By Chris Kenning
(Reuters) - Kentucky state Representative Dan Johnson, who was facing sexual assault accusations, died in a probable suicide on Wednesday, Bullitt County Coroner Dave Billings said.
Johnson, 57, also the leader of the Louisville-area Heart of Fire Church, held a news conference on Tuesday at which he denied accusations contained in a report by the Kentucky Center for Investigative Reporting. The report, published earlier in the week, included accusations from a woman that Johnson molested her in 2013 when she was a teenager.
- All of these celebrities have had their nudes leaked 35 Pictures
- UPDATE: Looking back at Lil' Kim's style through the years 40 Pictures
Johnson, whose press conference was widely reported by local media, also defied calls by some legislators to step down.
On Wednesday evening, Johnson was found dead in a probable suicide from a single gunshot wound near Louisville, the coroner said, adding that an autopsy would be performed on Thursday.
Billings said law enforcement officials had been searching for Johnson after someone read a post on his Facebook page, became concerned and contacted police.
The post has since been taken down, but the Courier-Journal reported that it appeared to be a farewell and read in part, "the accusations from NPR are false, GOD and only GOD knows the truth. Nothing is the way they make it out to be."
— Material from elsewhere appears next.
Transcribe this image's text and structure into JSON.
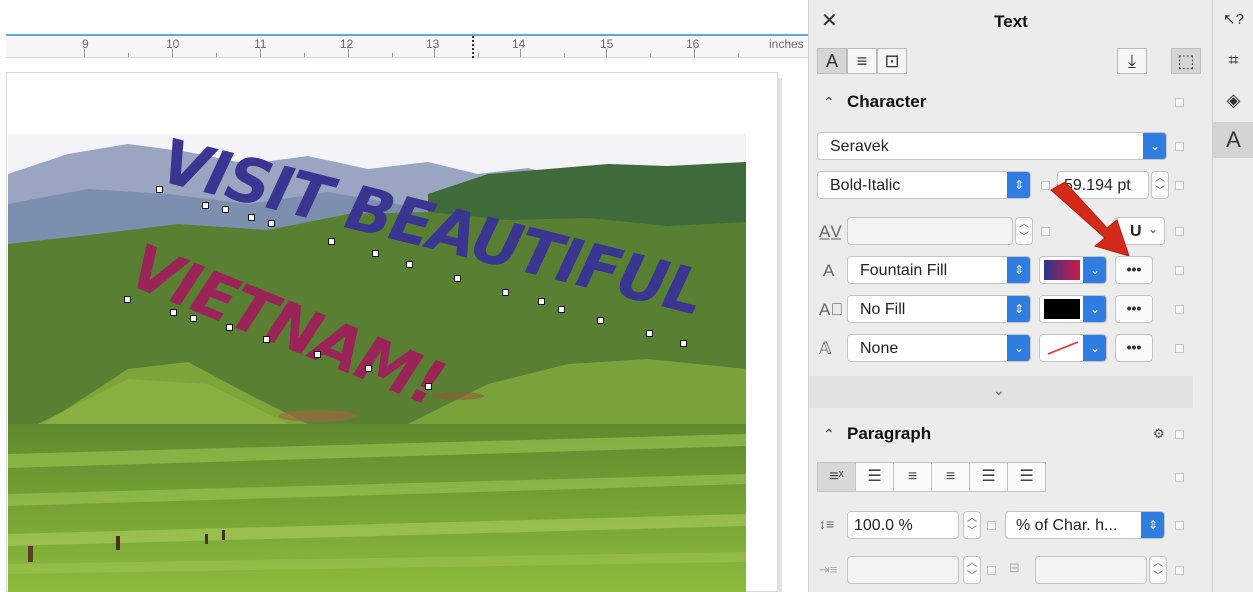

The death comes amid a national reckoning over sexual harassment and abuse that has included allegations of misconduct in a number of state legislatures, including in Kentucky.
Kentucky Republican Jeff Hoover recently resigned his post as Speaker of the Kentucky House of Representatives under a cloud of sexual harassment allegations.
"Saddened to hear of tonight's death of KY Representative Dan Johnson," Kentucky Republican Gov. Matt Bevin wrote on Twitter. "My heart breaks for his family tonight...these are heavy days in Frankfort and in America...may God indeed shed His grace on us all...we sure need it."
Michael Skoler, President of Louisville Public Media, which operates the investigative reporting center, said in a statement on social media that the organization reached out to Johnson numerous times during its seven-month investigation but that he declined to discuss the group's findings.
Johnson was elected in 2016 despite becoming known for a 2016 Facebook post comparing President Barack Obama and Michelle Obama to monkeys, WDRB-TV has reported.
(Editing by Jacqueline Wong)